Students at Butler Middle School step into the future each day when they walk into their industrial arts class.
Teacher Kim Durfee said the technology laboratory, the first of its kind in the country, was set up in the fall of 1987 to replace the traditional metal shop classes.About 520 seventh-graders work in teams of two for 12 weeks on various projects that teach the students about how things like cars, boats, buildings and television sets are made in today's modern factories and how electronics and computer technology help people in today's society.
In addition, Durfee said, he has 30 eighth-graders and 80 ninth-graders who are spending half a year working in the technology laboratory.
Durfee said computers are at the heart of his technology laboratory, "just as they are at the heart of today's industrial complex."
In his introduction to technology classes, students are given hands-on experiences in areas such as pneumatic structures, monorail transportation, wind energy, computer-aided manufacturing, aerodynamic testing, hydroponics, holography, robotics and satellite technology.
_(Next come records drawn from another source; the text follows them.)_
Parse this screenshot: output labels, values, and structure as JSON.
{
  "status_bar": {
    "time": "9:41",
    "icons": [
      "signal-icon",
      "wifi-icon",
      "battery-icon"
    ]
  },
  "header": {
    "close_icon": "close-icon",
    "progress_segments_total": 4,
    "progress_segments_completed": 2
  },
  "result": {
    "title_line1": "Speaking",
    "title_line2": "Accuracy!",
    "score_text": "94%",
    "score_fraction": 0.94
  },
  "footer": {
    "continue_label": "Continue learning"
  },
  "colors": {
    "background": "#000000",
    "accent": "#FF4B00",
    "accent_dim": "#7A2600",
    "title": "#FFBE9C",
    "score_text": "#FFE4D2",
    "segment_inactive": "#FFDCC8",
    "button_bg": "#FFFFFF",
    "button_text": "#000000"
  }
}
"Students spend about a week at islandlike workstations in the laboratory working with various kinds of electronic equipment. Each student keeps a journal and records what he has learned and the results of projects he undertakes with the laboratory's equipment."
The program received some added attention Thursday when Rep. Wayne Owens, D-Utah, visited the school.
Durfee said he hopes the experiences the students have working in the laboratory will not only teach them about modern technology but will help them when they decide on careers to pursue.
Owens said he is excited about educational programs like the technology laboratory but that he is disappointed that President Bush has not assigned greater financial support to education in his new budget.
"I'd like to see the federal government pay a third of the cost of education in America. Right now, the federal government pays only 7 to 8 percent of the total cost."
He said he is sobered by thinking about how American youths rank, in terms of their interest in science and mathematics and their progress in these fields, in relation to Japan, for instance.
"We're not keeping up with the Japanese, that's for sure," he said.
Owens' trip to the school was part of the weeklong observance at Butler and many other Utah schools of National Vocational Education Week.